**Interface dataset entries**.
-=-=-
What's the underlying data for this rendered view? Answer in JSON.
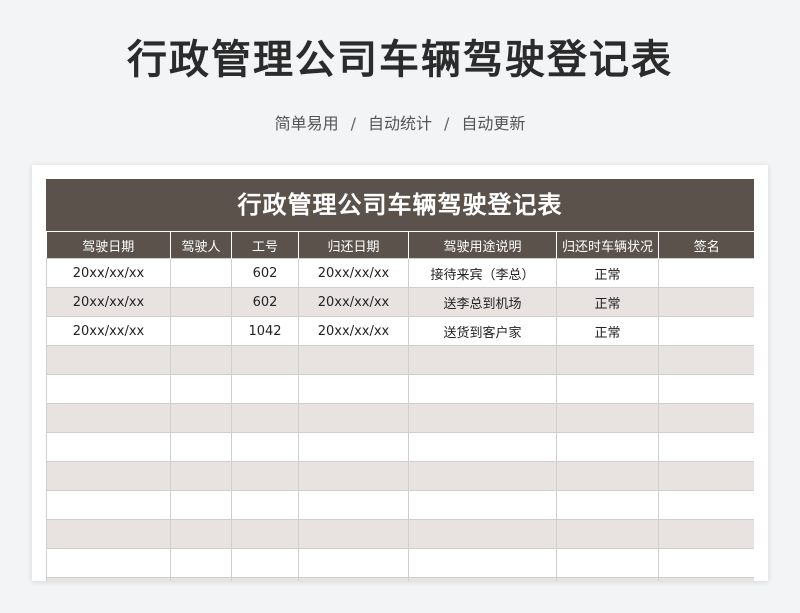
{
  "header": {
    "title": "行政管理公司车辆驾驶登记表",
    "subtitle_parts": [
      "简单易用",
      "自动统计",
      "自动更新"
    ],
    "separator": "/"
  },
  "sheet": {
    "title": "行政管理公司车辆驾驶登记表",
    "columns": [
      "驾驶日期",
      "驾驶人",
      "工号",
      "归还日期",
      "驾驶用途说明",
      "归还时车辆状况",
      "签名"
    ],
    "rows": [
      [
        "20xx/xx/xx",
        "",
        "602",
        "20xx/xx/xx",
        "接待来宾（李总）",
        "正常",
        ""
      ],
      [
        "20xx/xx/xx",
        "",
        "602",
        "20xx/xx/xx",
        "送李总到机场",
        "正常",
        ""
      ],
      [
        "20xx/xx/xx",
        "",
        "1042",
        "20xx/xx/xx",
        "送货到客户家",
        "正常",
        ""
      ],
      [
        "",
        "",
        "",
        "",
        "",
        "",
        ""
      ],
      [
        "",
        "",
        "",
        "",
        "",
        "",
        ""
      ],
      [
        "",
        "",
        "",
        "",
        "",
        "",
        ""
      ],
      [
        "",
        "",
        "",
        "",
        "",
        "",
        ""
      ],
      [
        "",
        "",
        "",
        "",
        "",
        "",
        ""
      ],
      [
        "",
        "",
        "",
        "",
        "",
        "",
        ""
      ],
      [
        "",
        "",
        "",
        "",
        "",
        "",
        ""
      ],
      [
        "",
        "",
        "",
        "",
        "",
        "",
        ""
      ],
      [
        "",
        "",
        "",
        "",
        "",
        "",
        ""
      ]
    ]
  },
  "colors": {
    "header_bg": "#5b534b",
    "stripe_bg": "#e8e3e1",
    "page_bg": "#f3f4f6"
  }
}
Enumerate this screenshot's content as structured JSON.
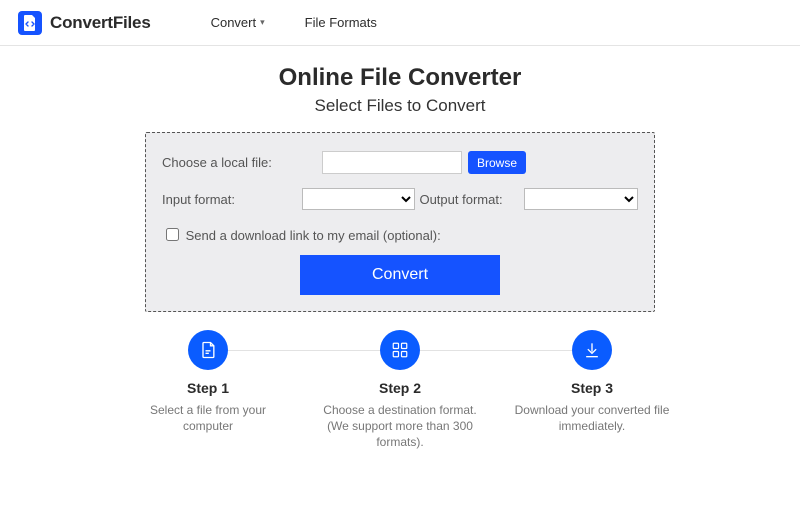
{
  "brand": {
    "name": "ConvertFiles"
  },
  "nav": {
    "convert": "Convert",
    "formats": "File Formats"
  },
  "hero": {
    "title": "Online File Converter",
    "subtitle": "Select Files to Convert"
  },
  "form": {
    "choose_label": "Choose a local file:",
    "browse": "Browse",
    "input_format_label": "Input format:",
    "output_format_label": "Output format:",
    "email_opt": "Send a download link to my email (optional):",
    "convert": "Convert"
  },
  "steps": [
    {
      "title": "Step 1",
      "desc": "Select a file from your computer"
    },
    {
      "title": "Step 2",
      "desc": "Choose a destination format. (We support more than 300 formats)."
    },
    {
      "title": "Step 3",
      "desc": "Download your converted file immediately."
    }
  ]
}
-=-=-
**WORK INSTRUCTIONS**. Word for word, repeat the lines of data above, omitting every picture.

**RESPONSE BELOW**.
What's the underlying data for this rendered view? Answer in JSON.
{
  "header": {
    "title": "行政管理公司车辆驾驶登记表",
    "subtitle_parts": [
      "简单易用",
      "自动统计",
      "自动更新"
    ],
    "separator": "/"
  },
  "sheet": {
    "title": "行政管理公司车辆驾驶登记表",
    "columns": [
      "驾驶日期",
      "驾驶人",
      "工号",
      "归还日期",
      "驾驶用途说明",
      "归还时车辆状况",
      "签名"
    ],
    "rows": [
      [
        "20xx/xx/xx",
        "",
        "602",
        "20xx/xx/xx",
        "接待来宾（李总）",
        "正常",
        ""
      ],
      [
        "20xx/xx/xx",
        "",
        "602",
        "20xx/xx/xx",
        "送李总到机场",
        "正常",
        ""
      ],
      [
        "20xx/xx/xx",
        "",
        "1042",
        "20xx/xx/xx",
        "送货到客户家",
        "正常",
        ""
      ],
      [
        "",
        "",
        "",
        "",
        "",
        "",
        ""
      ],
      [
        "",
        "",
        "",
        "",
        "",
        "",
        ""
      ],
      [
        "",
        "",
        "",
        "",
        "",
        "",
        ""
      ],
      [
        "",
        "",
        "",
        "",
        "",
        "",
        ""
      ],
      [
        "",
        "",
        "",
        "",
        "",
        "",
        ""
      ],
      [
        "",
        "",
        "",
        "",
        "",
        "",
        ""
      ],
      [
        "",
        "",
        "",
        "",
        "",
        "",
        ""
      ],
      [
        "",
        "",
        "",
        "",
        "",
        "",
        ""
      ],
      [
        "",
        "",
        "",
        "",
        "",
        "",
        ""
      ]
    ]
  },
  "colors": {
    "header_bg": "#5b534b",
    "stripe_bg": "#e8e3e1",
    "page_bg": "#f3f4f6"
  }
}
Enumerate this screenshot's content as structured JSON.
{
  "brand": {
    "name": "ConvertFiles"
  },
  "nav": {
    "convert": "Convert",
    "formats": "File Formats"
  },
  "hero": {
    "title": "Online File Converter",
    "subtitle": "Select Files to Convert"
  },
  "form": {
    "choose_label": "Choose a local file:",
    "browse": "Browse",
    "input_format_label": "Input format:",
    "output_format_label": "Output format:",
    "email_opt": "Send a download link to my email (optional):",
    "convert": "Convert"
  },
  "steps": [
    {
      "title": "Step 1",
      "desc": "Select a file from your computer"
    },
    {
      "title": "Step 2",
      "desc": "Choose a destination format. (We support more than 300 formats)."
    },
    {
      "title": "Step 3",
      "desc": "Download your converted file immediately."
    }
  ]
}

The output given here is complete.